How to Report Owners’ Equity
External balance sheets report two kinds of ownership accounts: one for capital invested by the owners in the business and one for retained earnings (profit that has not been distributed to shareowners).
Business corporations, limited liability companies, partnerships, and other types of business legal entities can have complex ownership structures. The owners’ equity sections in their balance sheets may report several invested capital accounts — one for each class of ownership interest in the business.
Broadly speaking, the manager faces three basic issues regarding the owners’ equity of the business:
Is more capital needed from the owners?
Should some capital be returned to the owners?
Can and should the business make a cash distribution from profit to the owners and, if so, how much?

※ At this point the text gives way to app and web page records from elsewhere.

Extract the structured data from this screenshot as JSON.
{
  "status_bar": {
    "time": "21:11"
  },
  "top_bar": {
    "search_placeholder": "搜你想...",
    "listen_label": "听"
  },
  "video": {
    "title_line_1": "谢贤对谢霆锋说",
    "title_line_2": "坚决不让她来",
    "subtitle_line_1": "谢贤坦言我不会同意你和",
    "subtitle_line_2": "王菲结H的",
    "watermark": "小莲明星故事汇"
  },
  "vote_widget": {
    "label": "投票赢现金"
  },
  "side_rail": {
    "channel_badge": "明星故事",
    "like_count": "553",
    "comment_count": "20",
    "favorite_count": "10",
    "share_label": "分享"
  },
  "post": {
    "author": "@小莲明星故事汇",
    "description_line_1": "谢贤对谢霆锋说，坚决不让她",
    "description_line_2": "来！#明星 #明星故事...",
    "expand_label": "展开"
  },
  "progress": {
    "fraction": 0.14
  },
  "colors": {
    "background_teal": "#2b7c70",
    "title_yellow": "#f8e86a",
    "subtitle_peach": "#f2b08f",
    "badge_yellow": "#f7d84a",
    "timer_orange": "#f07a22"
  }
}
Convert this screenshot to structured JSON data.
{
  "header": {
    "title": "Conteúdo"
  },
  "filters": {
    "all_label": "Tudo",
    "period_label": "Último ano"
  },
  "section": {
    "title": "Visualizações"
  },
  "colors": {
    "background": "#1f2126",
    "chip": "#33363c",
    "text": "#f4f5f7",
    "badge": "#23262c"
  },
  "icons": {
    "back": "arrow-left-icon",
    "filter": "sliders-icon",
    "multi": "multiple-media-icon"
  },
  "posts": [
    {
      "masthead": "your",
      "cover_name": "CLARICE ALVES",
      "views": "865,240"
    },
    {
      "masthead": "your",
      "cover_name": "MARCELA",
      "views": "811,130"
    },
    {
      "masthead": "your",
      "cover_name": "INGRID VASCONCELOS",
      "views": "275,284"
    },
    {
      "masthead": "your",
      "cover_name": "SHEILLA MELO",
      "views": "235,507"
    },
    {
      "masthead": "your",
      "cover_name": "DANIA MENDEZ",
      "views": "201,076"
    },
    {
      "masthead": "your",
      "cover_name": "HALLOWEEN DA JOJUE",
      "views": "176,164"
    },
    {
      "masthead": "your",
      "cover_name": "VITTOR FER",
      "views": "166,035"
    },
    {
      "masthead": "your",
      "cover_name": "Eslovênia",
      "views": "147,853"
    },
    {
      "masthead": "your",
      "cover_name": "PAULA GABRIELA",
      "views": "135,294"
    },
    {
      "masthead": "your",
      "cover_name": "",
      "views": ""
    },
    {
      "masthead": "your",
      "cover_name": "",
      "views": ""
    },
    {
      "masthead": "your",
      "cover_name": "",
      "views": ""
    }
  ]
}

The external financial statements are very useful in deciding these key financial management issues. For example, the manager needs to know how much total capital is needed to support the sales level of the business.
The asset turnover ratio equals annual sales revenue divided by total assets. This ratio provides a good touchstone for the amount of capital being used for sales.
The external financial report of a business does not disclose the individual shareowners of the business and the number of shares each person or institution owns. The manager may want to know this information. Any major change in the ownership of the business usually is important information to the manager.